Become a holist: laugh, slow down

Roxanne Sadovsky

This summer I went to summer school. Not the academic kind, but the self-help, feel-good, self-actualizing kind. No, I didn’t spend the month at Hazelden; I took an improv class. In other words, I took Body/Mind 101, which finally cleared up some confusion regarding the validity of holistic learning methods becoming increasingly popular in the most mainstream of communities. Even here at the University, I can walk into rooms with chairs arranged in a circle and a few broken rows pushed toward the back of the room.

But why? What does sitting in a circle accomplish that sitting in rows does not?

Sometimes we do these things without question. We also drink vitamin C-enhanced, watermelon-flavored water or do what we can to experience “living in the now.” We try yoga and incorporate percentages of carbohydrates into our diets because we will supposedly find some kind of zone. In the long run, I guess it’s supposed to mean we were all working together to make harmony. But what the heck is harmony? Some kind of peace?

I decided to look into the idea of integral learning knowing there had to be more to this concept of being a “whole” person than eating enough carbohydrates. So I took a class at the Brave New Workshop.

Brave New Workshop is unlike any other improvisation school I have studied with; instead of focusing on being “bigger than life” funny, the class addresses being present in life’s little things. This in itself ends up being pretty funny. While I could detail the many wonderful things I did this summer in that hot basement classroom, such as quacking like a duck in a room full of peers, it wouldn’t do any good. The combined hours of laughter, moments of clarity and minutes of silence I collected by doing nothing other than slowing down and playing with my peers is enough for me to sail happily away into the sunset.

I have spent a lot of years trying to make sense of my misery. I have gone to retreats. I have bleached my hair. I have eaten organic answers plucked from the cyber trees of the future’s golden garden. I have done the Dew. I was the first kid on the block to get Atari. Nonetheless, I remained the most apathetic kid on the block well into my mid-twenties.

That’s the problem when you talk the talk. The walk, however, is really more like a sprint.

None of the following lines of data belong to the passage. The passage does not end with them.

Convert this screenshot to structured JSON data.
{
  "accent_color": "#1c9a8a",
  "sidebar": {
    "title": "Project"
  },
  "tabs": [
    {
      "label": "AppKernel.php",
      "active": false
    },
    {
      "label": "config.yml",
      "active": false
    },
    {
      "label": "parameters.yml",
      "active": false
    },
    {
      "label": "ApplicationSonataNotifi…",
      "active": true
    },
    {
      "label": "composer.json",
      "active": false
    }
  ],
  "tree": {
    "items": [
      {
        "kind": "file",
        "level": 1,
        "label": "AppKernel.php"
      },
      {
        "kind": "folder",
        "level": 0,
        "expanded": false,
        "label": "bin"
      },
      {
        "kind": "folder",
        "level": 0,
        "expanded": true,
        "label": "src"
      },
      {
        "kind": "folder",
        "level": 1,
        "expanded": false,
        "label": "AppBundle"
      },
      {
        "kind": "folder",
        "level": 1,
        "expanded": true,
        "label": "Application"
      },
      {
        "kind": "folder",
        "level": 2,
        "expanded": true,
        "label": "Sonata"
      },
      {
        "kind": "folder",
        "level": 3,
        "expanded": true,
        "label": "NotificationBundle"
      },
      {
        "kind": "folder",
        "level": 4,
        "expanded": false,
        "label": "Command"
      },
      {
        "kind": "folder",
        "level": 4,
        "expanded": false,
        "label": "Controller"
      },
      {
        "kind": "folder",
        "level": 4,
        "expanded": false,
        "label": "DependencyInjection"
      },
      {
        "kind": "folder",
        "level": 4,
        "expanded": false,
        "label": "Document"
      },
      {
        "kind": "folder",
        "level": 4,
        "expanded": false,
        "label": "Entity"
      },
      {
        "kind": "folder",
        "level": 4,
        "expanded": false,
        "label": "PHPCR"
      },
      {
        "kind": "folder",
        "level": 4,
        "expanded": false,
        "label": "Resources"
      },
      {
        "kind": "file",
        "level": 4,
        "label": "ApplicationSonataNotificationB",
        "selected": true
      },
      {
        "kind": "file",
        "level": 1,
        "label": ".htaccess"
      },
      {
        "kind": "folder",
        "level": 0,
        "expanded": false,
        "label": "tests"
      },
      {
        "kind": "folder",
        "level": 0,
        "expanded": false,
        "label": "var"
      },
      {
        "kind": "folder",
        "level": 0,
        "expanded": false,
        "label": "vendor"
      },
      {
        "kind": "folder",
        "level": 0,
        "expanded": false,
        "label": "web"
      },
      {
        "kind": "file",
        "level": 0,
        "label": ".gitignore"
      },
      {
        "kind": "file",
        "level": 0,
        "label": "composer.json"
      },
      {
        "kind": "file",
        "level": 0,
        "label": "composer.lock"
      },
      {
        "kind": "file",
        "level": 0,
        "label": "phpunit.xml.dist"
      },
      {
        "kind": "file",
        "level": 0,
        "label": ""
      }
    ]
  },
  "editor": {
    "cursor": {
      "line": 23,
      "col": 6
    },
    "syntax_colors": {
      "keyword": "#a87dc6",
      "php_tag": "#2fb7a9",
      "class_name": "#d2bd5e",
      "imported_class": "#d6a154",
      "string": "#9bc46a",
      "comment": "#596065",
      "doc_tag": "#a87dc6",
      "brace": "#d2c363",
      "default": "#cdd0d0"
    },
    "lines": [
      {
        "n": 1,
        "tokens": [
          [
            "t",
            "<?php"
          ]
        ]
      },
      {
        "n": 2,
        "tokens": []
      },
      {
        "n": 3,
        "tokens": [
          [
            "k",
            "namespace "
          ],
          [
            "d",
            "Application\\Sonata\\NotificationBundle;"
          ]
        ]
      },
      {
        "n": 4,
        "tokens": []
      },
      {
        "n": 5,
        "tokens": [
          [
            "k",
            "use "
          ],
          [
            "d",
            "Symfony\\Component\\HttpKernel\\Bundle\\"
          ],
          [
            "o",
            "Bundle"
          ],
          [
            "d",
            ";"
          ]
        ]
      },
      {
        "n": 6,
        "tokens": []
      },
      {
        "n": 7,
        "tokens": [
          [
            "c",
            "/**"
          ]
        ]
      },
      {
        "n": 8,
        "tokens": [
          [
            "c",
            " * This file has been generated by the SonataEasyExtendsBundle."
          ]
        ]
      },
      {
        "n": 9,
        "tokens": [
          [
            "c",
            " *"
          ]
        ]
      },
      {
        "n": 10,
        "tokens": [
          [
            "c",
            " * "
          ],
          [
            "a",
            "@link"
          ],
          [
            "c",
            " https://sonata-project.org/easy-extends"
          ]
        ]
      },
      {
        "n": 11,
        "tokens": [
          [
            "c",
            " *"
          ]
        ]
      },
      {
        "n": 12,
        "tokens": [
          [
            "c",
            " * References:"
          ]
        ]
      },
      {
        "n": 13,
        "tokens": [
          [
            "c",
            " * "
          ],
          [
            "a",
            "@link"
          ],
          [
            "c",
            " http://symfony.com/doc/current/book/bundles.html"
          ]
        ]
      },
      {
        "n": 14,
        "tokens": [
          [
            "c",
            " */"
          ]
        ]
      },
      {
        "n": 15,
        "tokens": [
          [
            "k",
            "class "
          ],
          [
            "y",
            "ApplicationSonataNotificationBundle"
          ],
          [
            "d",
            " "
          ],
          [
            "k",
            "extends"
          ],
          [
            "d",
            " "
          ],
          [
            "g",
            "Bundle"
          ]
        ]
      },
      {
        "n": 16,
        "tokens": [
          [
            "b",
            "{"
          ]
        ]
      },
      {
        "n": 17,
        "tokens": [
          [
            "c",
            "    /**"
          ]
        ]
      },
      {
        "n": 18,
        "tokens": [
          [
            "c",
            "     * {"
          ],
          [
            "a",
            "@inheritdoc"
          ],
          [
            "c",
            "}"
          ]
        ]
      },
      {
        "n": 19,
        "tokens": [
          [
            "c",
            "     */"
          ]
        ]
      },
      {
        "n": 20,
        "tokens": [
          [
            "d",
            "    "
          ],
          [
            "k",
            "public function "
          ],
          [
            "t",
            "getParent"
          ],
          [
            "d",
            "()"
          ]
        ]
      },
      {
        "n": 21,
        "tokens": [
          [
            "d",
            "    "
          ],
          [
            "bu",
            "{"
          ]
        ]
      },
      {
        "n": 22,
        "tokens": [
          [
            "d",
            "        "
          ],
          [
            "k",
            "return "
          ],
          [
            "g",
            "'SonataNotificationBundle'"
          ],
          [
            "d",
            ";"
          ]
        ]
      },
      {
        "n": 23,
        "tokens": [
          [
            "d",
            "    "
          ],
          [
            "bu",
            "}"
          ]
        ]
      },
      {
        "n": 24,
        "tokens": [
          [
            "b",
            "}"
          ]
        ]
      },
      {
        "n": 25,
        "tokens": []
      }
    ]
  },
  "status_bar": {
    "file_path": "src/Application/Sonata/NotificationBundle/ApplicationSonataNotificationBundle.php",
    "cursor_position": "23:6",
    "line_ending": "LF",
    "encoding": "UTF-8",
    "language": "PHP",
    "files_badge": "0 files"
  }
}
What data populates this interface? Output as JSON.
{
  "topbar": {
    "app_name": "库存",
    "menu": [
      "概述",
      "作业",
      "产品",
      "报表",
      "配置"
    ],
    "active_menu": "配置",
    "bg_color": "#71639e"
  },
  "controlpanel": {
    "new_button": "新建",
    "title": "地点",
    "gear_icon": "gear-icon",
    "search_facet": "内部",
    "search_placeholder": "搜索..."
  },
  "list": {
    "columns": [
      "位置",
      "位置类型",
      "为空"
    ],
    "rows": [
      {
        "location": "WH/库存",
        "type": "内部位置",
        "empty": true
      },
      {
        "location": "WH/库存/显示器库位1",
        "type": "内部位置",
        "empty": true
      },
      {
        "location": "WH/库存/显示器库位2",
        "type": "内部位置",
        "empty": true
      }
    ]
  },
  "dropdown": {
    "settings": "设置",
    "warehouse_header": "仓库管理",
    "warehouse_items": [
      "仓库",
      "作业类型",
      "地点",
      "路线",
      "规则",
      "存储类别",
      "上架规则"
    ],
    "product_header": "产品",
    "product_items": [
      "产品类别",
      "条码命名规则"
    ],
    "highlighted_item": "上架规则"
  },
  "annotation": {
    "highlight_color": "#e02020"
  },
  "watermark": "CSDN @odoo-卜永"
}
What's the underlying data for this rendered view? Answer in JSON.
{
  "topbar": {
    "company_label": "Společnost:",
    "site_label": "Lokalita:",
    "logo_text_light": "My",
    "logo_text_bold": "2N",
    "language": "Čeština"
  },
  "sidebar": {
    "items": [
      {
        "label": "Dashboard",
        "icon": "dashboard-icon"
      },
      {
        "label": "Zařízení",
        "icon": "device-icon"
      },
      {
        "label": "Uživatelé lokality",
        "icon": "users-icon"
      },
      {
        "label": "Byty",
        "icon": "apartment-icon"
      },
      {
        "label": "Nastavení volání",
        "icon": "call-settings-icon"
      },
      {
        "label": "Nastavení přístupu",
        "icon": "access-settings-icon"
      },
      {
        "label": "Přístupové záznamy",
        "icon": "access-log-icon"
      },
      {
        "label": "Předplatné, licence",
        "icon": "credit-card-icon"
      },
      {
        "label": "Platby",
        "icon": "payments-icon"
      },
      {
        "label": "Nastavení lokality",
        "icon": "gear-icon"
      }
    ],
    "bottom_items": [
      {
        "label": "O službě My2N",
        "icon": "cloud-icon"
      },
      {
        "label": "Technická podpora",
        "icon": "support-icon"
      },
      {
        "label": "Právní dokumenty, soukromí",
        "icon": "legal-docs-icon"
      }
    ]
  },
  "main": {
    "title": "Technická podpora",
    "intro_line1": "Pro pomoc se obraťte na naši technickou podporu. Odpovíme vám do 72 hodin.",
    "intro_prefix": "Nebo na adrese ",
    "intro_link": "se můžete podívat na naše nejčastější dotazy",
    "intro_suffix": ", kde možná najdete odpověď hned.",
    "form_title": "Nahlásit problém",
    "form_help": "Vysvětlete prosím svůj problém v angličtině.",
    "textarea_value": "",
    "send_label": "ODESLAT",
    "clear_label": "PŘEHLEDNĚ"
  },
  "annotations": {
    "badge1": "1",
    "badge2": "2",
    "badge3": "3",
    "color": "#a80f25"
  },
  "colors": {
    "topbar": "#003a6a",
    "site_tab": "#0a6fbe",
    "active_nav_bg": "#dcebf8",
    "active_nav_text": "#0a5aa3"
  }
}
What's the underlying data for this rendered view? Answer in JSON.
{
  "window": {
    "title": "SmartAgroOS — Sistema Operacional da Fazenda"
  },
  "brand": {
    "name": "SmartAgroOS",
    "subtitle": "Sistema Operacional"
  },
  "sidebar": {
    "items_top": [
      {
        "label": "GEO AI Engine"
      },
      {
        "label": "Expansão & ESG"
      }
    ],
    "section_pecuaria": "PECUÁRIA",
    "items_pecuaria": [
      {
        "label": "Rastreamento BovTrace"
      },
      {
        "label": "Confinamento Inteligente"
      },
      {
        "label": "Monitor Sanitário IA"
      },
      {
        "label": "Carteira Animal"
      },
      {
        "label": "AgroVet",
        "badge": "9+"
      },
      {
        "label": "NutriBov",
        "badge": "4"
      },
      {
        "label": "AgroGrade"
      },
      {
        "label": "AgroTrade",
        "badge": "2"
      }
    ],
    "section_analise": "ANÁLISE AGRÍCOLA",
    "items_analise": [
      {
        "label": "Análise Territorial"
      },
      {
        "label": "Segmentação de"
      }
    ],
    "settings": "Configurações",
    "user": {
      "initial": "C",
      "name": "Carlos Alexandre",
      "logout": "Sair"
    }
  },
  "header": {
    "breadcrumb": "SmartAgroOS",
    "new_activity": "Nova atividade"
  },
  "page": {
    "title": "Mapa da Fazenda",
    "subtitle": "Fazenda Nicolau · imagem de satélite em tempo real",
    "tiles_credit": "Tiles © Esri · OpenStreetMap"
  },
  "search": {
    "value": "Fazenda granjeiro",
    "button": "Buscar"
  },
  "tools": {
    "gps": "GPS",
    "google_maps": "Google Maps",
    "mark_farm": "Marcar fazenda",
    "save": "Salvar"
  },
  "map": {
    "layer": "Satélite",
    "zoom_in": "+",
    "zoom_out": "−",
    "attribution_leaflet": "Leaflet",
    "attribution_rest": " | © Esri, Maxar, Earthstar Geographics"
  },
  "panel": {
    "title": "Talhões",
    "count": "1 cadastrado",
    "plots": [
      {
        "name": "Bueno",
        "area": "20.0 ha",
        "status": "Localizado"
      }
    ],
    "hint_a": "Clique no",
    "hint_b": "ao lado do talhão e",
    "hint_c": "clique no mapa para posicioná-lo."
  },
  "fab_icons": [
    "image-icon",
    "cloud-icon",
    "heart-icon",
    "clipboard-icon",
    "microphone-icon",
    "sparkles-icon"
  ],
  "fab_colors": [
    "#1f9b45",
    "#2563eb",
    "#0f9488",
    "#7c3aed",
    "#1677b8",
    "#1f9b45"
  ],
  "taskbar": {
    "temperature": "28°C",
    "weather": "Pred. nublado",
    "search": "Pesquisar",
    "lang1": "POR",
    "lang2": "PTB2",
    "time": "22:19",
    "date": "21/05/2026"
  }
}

This summer, I learned to really walk, something I learned through improvisation. The idea behind improv is to “be in the moment” or “go with your instincts.” Forget about how it should be and what you should say. Just go with the first thing you feel before your neocortex has time to censor the deal. In other words, take a risk for a change.

Do something you can’t predict and haggle with the outcome. Don’t think before you speak. Ultimately, this nurtures a more authentic “you.” If you decide you want to talk to the cute guy in line at the rec center, any unrehearsed script you come up with will be much more interesting than the one you ripped off from page 34 of Cosmo. Suddenly you realize you do not need permission to be yourself.

I’m not suggesting you haul off and set up a mango stand in Aruba. If you do, however, I hope it’s because that desire emerged out of something you have been suppressing for a long time. Likewise, I’m suggesting that when we answer “fine” when passersby ask us how we are, it’s because we really are, not because we are afraid to say something different. If we integrate how we really feel with what we think, we will come closer to projecting our authentic selves into the world.

In other words, slow the heck down. How many times in a day do we ask a co-worker if they “got my e-mail?” How often do we shop for meaningless trinkets at e-Bay? How often do we hear ourselves complaining about our lack of time, only to find ourselves online at 2 a.m. searching for love on J-date? Of course when you actually sit down and meet the guy or gal face to face, he or she will have little to say other than: “I googled you.”

More important, how many times do we catch ourselves saying, “It’s all good” when clearly it is not. About as many times, I’ll bet, as we are asked in the classroom what the right answer is before moving on to the next challenge. What good is the answer without a dedicated amount of time to the question?

This quick-fix, know-it-all culture is becoming increasingly dangerous from day to day. We no longer know the answers to the things that matter, let alone the knowledge of how to ask about them.

If the world were functioning on television time, we’d have no problems. But it isn’t and we do. When we spotlight society’s grand belle of the ball – money, success and shiny cars – we lose track of the other ways we can get our needs met without having to go to unnecessary places like Chino Latino.

Not only did Brave New Workshop remind me of the simple steps involved in meeting my basic needs, but it taught me how fun the pursuit can be. In one particular exercise, we were instructed to do a particular activity while narrating exactly all we were doing, right down to the fingertips. My task was to enter the kitchen and make a sandwich, something that would usually take no more than three minutes. Of course I never made it farther than the refrigerator because I was too involved in looking at the photos of my nieces and feeling the cool smooth surface of the crisper against my forehead on a hot day. When it came time to find the bread, I got caught up in the absurdity of the countless plastic bags that sit empty in back of the soy milk. I also had to face the fact that I have the same two jars of pickles – “just in case” – unopened.

Just how much are our bodies missing when our minds are busy making other plans?


Roxanne Sadovsky’s column appears alternate Thursdays. She welcomes comments at [email protected]. Send comments to [email protected]